Thanks to the slight easing of the lockdown restrictions in the UK I was able to meet another person not from my family as long as it was in a public space. I grabbed the opportunity to visit my 82 year old dad and arranged a walk around his local park for a catch up.
Since lockdown started some 8 weeks ago now (I think?) I have actually seen my dad once. Just prior to Easter we visited him to exchange easter eggs on his doorstep and have a brief chat. Yesterday was the first time I have been with him for any great length of time in that two months, the longest I have ever been away from him in my 45 years.
My dad has never had the internet, wouldn’t know how to work a smart phone never mind facetime or Whatsapp video call so we have got by on traditional telephone calls to his landline. In fact he has never learnt to drive, living a rather simplistic life. In fairness, my parents lived in an area that had everything and they worked a short walk away from their house so never needed a car. They travelled on summer holidays and we wanted for very little as children growing up or as adults needing a bit of support financial or otherwise.
As I pulled up to his house which is only 10 miles from mine, he was out locking his front door ready to walk to the park. I sensed an excitement in his voice the previous day when I mentioned the idea of meeting up so he was clearly pleased to have some interaction with someone other than just himself.
The half a mile walk to the park and the subsequent walk through it was a trip down memory lane for me having played in the park and the streets in between as a child in the 1980’s. My dad recalled the times he would take my two boys into the same park when he looked after them during half terms when we worked. He pointed to the swings, sand pits and the small football pitch where his grandchildren played for hours.
Considering all the financial cutbacks the local council have had to swallow over the last 10 years, it is pleasing to see that the park has continued to have a gardening team assigned to it keeping it in immaculate condition.

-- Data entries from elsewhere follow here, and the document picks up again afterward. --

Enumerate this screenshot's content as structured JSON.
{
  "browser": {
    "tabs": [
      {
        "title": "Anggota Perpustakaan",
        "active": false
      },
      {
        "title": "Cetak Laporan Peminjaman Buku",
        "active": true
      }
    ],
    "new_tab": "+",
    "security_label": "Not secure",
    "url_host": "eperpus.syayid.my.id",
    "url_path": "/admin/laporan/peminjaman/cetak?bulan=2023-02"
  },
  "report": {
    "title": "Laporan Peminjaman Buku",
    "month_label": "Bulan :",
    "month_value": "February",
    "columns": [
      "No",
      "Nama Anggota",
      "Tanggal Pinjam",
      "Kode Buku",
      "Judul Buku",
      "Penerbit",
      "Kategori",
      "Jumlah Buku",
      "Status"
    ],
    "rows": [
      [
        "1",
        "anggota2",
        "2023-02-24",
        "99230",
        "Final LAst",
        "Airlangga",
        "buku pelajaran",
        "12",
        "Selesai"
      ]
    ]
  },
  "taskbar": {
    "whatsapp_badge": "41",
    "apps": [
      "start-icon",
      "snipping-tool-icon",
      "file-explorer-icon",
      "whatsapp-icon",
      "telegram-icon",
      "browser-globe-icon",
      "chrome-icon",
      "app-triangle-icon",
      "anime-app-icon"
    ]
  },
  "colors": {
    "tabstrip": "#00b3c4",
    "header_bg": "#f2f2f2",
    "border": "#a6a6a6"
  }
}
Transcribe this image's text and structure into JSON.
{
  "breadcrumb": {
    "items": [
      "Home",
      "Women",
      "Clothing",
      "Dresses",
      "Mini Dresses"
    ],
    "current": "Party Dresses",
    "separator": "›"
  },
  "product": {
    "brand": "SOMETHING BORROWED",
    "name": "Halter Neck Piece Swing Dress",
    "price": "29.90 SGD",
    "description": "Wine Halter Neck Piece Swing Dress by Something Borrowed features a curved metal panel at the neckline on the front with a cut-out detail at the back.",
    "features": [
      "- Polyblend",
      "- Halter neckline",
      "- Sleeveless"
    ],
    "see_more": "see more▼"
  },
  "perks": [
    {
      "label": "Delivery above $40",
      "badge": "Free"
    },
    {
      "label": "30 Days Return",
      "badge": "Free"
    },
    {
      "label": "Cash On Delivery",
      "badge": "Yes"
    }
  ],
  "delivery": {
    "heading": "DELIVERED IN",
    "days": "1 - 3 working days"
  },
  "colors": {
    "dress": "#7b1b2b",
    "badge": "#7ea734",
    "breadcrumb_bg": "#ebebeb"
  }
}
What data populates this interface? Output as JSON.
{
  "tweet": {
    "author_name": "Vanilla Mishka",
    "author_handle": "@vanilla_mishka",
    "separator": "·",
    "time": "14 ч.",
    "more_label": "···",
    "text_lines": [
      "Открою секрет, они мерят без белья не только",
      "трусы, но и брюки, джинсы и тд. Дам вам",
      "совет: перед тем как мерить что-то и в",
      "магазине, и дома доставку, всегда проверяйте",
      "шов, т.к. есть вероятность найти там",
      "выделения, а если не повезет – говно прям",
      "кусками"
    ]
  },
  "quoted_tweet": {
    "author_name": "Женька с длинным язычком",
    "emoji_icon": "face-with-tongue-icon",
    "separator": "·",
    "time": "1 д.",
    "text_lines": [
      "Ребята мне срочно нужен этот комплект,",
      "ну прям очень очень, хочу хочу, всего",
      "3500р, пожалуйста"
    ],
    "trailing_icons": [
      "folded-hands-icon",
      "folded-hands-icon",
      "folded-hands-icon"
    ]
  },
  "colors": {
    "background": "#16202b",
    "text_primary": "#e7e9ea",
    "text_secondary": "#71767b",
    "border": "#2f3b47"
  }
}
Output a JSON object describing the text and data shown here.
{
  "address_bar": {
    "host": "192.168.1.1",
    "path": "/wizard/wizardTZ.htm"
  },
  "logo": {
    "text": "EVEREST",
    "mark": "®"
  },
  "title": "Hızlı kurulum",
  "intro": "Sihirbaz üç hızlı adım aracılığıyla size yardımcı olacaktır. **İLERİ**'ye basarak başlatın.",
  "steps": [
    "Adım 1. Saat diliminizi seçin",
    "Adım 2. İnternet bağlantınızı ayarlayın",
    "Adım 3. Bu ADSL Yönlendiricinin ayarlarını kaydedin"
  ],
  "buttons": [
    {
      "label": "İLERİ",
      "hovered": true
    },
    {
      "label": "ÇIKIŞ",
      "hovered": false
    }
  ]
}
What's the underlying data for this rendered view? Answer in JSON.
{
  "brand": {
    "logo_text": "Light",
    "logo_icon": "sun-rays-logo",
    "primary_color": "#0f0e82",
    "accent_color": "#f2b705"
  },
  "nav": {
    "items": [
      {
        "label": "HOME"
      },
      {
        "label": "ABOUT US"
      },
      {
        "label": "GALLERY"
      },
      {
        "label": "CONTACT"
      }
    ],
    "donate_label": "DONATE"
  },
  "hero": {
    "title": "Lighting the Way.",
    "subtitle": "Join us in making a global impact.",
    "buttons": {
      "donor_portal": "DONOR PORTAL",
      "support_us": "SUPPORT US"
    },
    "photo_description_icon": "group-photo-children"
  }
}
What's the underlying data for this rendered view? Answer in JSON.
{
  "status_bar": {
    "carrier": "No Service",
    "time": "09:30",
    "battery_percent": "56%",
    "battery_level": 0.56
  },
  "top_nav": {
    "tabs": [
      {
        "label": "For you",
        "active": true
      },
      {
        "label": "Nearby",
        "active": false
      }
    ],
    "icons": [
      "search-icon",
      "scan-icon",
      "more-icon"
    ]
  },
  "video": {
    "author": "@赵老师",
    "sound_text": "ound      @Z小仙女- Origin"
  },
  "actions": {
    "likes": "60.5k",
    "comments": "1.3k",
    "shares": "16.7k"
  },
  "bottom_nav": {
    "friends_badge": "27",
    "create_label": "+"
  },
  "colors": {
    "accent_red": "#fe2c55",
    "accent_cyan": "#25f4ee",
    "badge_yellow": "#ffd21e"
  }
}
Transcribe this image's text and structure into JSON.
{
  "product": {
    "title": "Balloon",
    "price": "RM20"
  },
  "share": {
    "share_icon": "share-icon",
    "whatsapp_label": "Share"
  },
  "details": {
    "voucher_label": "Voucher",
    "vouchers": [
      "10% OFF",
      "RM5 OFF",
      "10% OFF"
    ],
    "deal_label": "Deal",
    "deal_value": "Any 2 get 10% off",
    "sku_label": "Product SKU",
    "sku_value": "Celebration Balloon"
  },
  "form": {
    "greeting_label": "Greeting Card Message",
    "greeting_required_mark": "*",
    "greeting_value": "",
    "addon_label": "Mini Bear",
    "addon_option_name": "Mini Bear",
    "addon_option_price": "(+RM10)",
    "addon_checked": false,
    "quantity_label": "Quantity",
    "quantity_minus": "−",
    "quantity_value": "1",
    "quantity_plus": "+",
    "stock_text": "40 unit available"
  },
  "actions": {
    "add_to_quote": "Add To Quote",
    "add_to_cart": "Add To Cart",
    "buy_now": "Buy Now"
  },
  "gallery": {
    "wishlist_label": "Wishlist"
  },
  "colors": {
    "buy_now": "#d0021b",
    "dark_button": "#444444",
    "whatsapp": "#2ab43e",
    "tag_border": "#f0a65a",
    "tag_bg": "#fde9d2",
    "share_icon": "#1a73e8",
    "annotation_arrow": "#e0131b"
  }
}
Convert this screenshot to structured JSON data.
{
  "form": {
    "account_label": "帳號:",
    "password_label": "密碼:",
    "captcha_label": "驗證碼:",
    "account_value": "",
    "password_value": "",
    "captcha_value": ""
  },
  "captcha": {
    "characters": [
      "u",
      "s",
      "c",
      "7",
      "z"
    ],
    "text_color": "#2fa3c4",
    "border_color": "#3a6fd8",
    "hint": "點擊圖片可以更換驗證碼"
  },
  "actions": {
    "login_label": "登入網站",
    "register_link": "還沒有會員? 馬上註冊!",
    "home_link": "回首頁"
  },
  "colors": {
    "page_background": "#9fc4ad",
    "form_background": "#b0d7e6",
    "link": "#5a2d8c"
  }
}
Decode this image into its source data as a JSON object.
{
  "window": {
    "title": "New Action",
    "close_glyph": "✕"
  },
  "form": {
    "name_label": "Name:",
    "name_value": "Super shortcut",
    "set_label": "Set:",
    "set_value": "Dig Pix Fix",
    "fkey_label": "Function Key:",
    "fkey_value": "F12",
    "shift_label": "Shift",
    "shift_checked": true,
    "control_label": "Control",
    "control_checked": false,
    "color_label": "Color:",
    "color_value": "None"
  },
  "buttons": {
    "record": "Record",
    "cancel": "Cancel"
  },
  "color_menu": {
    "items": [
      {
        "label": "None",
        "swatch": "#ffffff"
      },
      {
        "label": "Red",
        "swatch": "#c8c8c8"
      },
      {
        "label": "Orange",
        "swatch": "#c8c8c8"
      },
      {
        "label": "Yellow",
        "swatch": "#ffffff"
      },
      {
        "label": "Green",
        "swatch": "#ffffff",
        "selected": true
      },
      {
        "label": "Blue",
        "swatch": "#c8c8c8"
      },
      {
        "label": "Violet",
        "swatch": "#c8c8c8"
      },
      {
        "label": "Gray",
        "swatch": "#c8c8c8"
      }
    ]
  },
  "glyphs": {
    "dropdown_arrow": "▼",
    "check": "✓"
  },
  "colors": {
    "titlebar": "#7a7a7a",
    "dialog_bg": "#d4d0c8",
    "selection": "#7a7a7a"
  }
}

The tennis courts are still there minus the nets, presumably since Covid-19 began to stop people using them and I remember those courts being so busy during the weeks Wimbledon was being played yet empty for the rest of the year.
The bowling green is still being tendered to and the band stand that is 123 years old in a months time was renovated in 2005 and looks amazing. My dad pointed at the side of the band stand where benches used to be and told me how he used to sit there with my mum before they were married.
As we strolled through the park more dogs appeared with their owners and it appeared a regular meet up with the dogs playing together whilst the owners chatted away to each other, from a short distance I may add.
At the top of the park is a care home. As we walked past a funeral cortege containing the hearse and two cars of family numbering only a few. Staff from the care home were outside to pay their respects and I wondered if the deceased was another victim of the virus?
Facing the park is a row of terraced houses. In that row lived Tony Warren the creator of Coronation Street and someone my dad would see regularly walking in the area. The hit TV show was based upon the people and streets of where I was born and raised.
As we walked through the streets back to my dads house, nothing had really changed in thirty years and it looked the same as when I used to deliver newspapers on my paper round as a teenager.
After the walk down memory lane and a good chat with my dad it was time to return home. Thankfully my dad appeared well and upbeat considering his boredom. He has never bothered with satellite television only using freeview and he misses going to the football every other Saturday. Thankfully he is active and fit so gets out daily to the shops or the park and to look at appears 20 years younger than he really is.
The plan is for me to visit again after the weekend and either take in the park or visit the local cemetery as I have not been for a while to pay my respects to my grandparents, mum and sister who are all buried there. For now I’ll cherish this time I had with my dad and hopefully we will be able to return to some sort of normality in the months ahead.